Why would James stress here the contrast between showing partiality in the ministries of the Church and the faith of our Lord of Glory? It is because the Lord of Glory Himself first appeared as a slave, as someone shamefully crucified as a common criminal; as St. Paul writes to Philippians “[Christ Jesus] emptied himself, taking the form of a slave…, he humbled himself, becoming obedient unto death, even death on a cross, therefore God also highly exalted Him…” (Phil 2:5-9). Or again, St. Paul describes our Lord saying “though he was rich, yet for your sakes he became poor so that by his poverty we might become rich” (2 Cor 8:9). The faith of Jesus Christ, to which we confess and adhere, not only promotes good works, but imitates Him who, though he was from the beginning in God, became poor for our sakes, suffering condemnation to his death, and abandonment by his closest followers. The imitation of Christ means not only ministering to the poor and those outside the boundaries of our normal associations, as He certainly did in His life, but serving all because he too was like all these who are in need. As Jesus said, “inasmuch as you did it to one of the least of these My brethren, you did it to Me” (Matt. 25:40 NKJ).

Thus as Orthodox Christians we are called to desire not only to be charitable in our philoxenia (hospitality) by extending our ministries outside the walls of our parishes, but also to empathize more deeply with all people by seeing Christ in them; if by God’s grace we are able to see with God’s impartial eyes that those whom we serve are like Christ, our self-emptying Lord who came down into our stressful world, and was willing to be identified as one of its poor. The faith of the Lord of Glory can transform us, by His grace, to see with the eyes of the Lord who became poor. By seeing with these eyes of our Lord, the man-made barriers that have been erected between ourselves and our brother and sisters disappear.
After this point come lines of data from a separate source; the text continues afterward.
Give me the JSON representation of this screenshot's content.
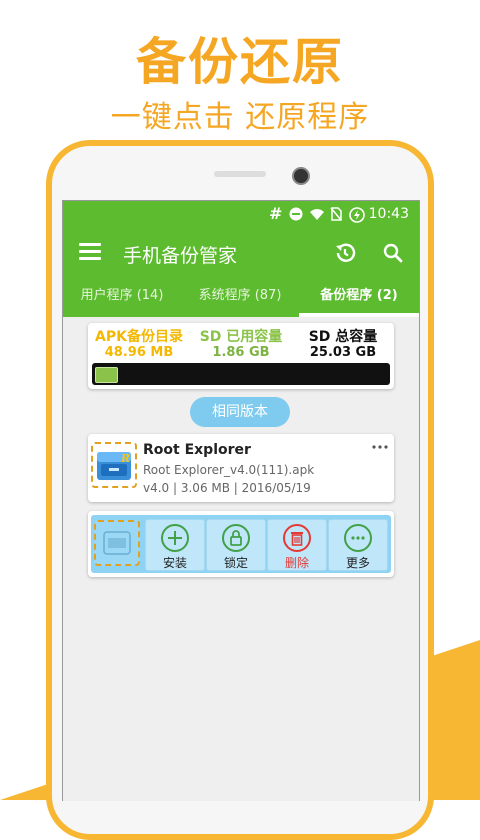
{
  "promo": {
    "headline": "备份还原",
    "subheadline": "一键点击 还原程序",
    "accent_color": "#f5a623"
  },
  "status_bar": {
    "icons": [
      "hash-icon",
      "dnd-icon",
      "wifi-icon",
      "sim-icon",
      "battery-charging-icon"
    ],
    "hash": "#",
    "time": "10:43"
  },
  "app_bar": {
    "title": "手机备份管家",
    "color": "#5dbb2f"
  },
  "tabs": [
    {
      "label": "用户程序 (14)",
      "active": false
    },
    {
      "label": "系统程序 (87)",
      "active": false
    },
    {
      "label": "备份程序 (2)",
      "active": true
    }
  ],
  "stats": {
    "apk_dir": {
      "label": "APK备份目录",
      "value": "48.96 MB",
      "color": "#f5b800"
    },
    "sd_used": {
      "label": "SD 已用容量",
      "value": "1.86 GB",
      "color": "#8bc34a"
    },
    "sd_total": {
      "label": "SD 总容量",
      "value": "25.03 GB",
      "color": "#111111"
    },
    "used_fraction": 0.074
  },
  "same_version_button": "相同版本",
  "app_item": {
    "name": "Root Explorer",
    "file": "Root Explorer_v4.0(111).apk",
    "meta": "v4.0 | 3.06 MB | 2016/05/19",
    "overflow": "⋮"
  },
  "actions": [
    {
      "key": "install",
      "label": "安装"
    },
    {
      "key": "lock",
      "label": "锁定"
    },
    {
      "key": "delete",
      "label": "删除"
    },
    {
      "key": "more",
      "label": "更多"
    }
  ]
}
By desiring to imitate Jesus in both his acts of mercy towards the poor, and his own identification with them, we pray to become vessels of God’s blessings to all His creation, accommodating each person in the name of our Lord Jesus Christ.  For God’s love knows no bounds, as he demonstrated when He reached out to us “while we were yet sinners” (Rom 5:8), and “Mercy triumphs over judgment” (Jam 2:13).

 

Dr. Bruce Beck is the Interim Dean of Hellenic College, Assistant Professor of New Testament, Director of Religious Studies, and Director of the Pappas Patristic Institute.